When you purchase a fully equipped motor coach, you have what amounts to a home on wheels. However, even the most mobile of mobile homes need to stop for the night, or for several consecutive nights. If you leave this part of your journey to chance, you may find yourself staying in inconvenient, uncomfortable, or even dangerous areas.
A truly satisfying motor home lifestyle hinges partly on the ability to select the best parking options for different situations. Take a look at five possibilities to suit your varying needs, circumstances, and preferences.
Sometimes you may need nothing more than a quick, free place to spend the night, refuel, and get some sleep before setting out on the next leg of your travels. Fortunately, you'll find numerous 24-hour stores that happily cater to travelers, to the extent of allowing them to park overnight.
Truck stops play an essential role in providing this kind of service. They primarily exist to provide fuel, groceries, and temporary resting places for long-distance transportation workers and their vehicles. However, many of these combinations of general store and gas station also offer dedicated fuel pumps and other facilities.
One advantage of a stay at a truck stop involves the ready availability of automotive parts and supplies. If you need a replacement for a burned-out fuse or light, a 12-volt coffee maker, a quart of motor oil, or just about any other helpful travel accessory, you'll probably find it at a truck stop.
If you park at a truck stop, avoid parking in any spaces reserved for commercial trucks. Drivers need to know that they can find a place to park that suits their schedule and route. Look for parking spaces in the general parking area, or ask the manager where you can park.
Certain discount store chains, notably Walmart, also have a general policy of allowing motor homes to park overnight. Bear in mind, however, that some locations may have to adhere to local strictures against overnight parking. Always ask the on-duty store manager whether you may spend the night before you settle in.
RV parks offer a tremendous range of amenities. Some include little more than a parking lot, restrooms, and some picnic benches; others provide full water, sewer, and electric hookups as well as social activities, WiFi, and other state-of-the-art comforts. Look up RV park reviews in your area to check amenities and prices.
Some RV parks extend discounts to members of specific RV clubs or associations. If you plan on spending much of your time at these parks, consider the potential benefits of a membership subscription. You may also enjoy discounted rates if you sign a multi-month agreement for an extended stay.
The Bureau of Land Management (BLM) oversees 247.3 million acres, or approximately one-eighth of the nation's land, located mostly in western and southwestern states.
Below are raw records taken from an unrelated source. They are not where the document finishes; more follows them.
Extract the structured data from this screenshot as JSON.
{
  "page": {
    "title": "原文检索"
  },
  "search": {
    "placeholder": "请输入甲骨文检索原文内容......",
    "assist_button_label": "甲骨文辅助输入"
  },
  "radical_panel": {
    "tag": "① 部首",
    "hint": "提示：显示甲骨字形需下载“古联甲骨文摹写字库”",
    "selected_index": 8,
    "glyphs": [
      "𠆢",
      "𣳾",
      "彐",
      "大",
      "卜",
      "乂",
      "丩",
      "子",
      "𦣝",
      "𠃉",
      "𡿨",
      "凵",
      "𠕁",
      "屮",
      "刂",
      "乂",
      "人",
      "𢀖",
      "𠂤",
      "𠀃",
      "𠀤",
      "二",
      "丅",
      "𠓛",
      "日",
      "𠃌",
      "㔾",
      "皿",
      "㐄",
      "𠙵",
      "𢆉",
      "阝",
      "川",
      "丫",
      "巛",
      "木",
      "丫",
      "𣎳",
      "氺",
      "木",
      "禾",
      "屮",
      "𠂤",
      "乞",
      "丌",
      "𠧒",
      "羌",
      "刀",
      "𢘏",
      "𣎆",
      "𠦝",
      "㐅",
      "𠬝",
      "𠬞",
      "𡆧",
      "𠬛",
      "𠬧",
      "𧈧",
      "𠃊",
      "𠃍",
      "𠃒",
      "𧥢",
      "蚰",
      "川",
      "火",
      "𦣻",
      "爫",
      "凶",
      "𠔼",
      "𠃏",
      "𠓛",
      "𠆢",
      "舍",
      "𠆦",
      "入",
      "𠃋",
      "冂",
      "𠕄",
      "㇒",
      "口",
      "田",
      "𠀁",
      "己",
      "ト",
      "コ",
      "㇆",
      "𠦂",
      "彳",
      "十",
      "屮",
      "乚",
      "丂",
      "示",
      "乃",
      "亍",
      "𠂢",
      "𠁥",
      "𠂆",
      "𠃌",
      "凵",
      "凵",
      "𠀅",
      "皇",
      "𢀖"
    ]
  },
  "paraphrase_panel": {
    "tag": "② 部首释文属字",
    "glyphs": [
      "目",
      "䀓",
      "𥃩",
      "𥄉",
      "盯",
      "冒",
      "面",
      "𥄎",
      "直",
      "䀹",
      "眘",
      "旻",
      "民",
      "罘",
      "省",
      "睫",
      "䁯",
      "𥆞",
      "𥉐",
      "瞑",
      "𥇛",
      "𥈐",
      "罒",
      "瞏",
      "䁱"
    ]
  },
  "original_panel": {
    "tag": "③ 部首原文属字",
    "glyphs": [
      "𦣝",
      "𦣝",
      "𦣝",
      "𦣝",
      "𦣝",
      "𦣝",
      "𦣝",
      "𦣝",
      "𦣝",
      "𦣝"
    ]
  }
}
The BLM seeks to maintain and preserve these largely undeveloped areas, but it also makes them available to travelers and campers, including motor home drivers.
You may choose to take advantage of either a BLM campsite or a dispersed camping area. Some BLM campsites offer many helpful amenities, including RV hookups. However, they usually require a fee in exchange for these comforts.
A dispersed camping area in a forest or desert won't include amenities, but your stay will cost you nothing. You stay at a dispersed camping spot for 14 days within a 28-day period. After the 14th day, you must move at least 25 miles away from that spot's radius until the 28th day has expired, at which point you may return to your original site.
The concern for many motor home owners will involve the quality and accessibility of the BLM land. If you own a large coach, you must determine whether the area offers sufficient clearance and flat, open ground. Rocky or muddy undeveloped land, or a particularly crowded campsite, may not prove suitable for your RV.
Wherever you choose to park on your ongoing travels, The Motorcoach Store can get you there in style. Contact us with any comments or questions you may have.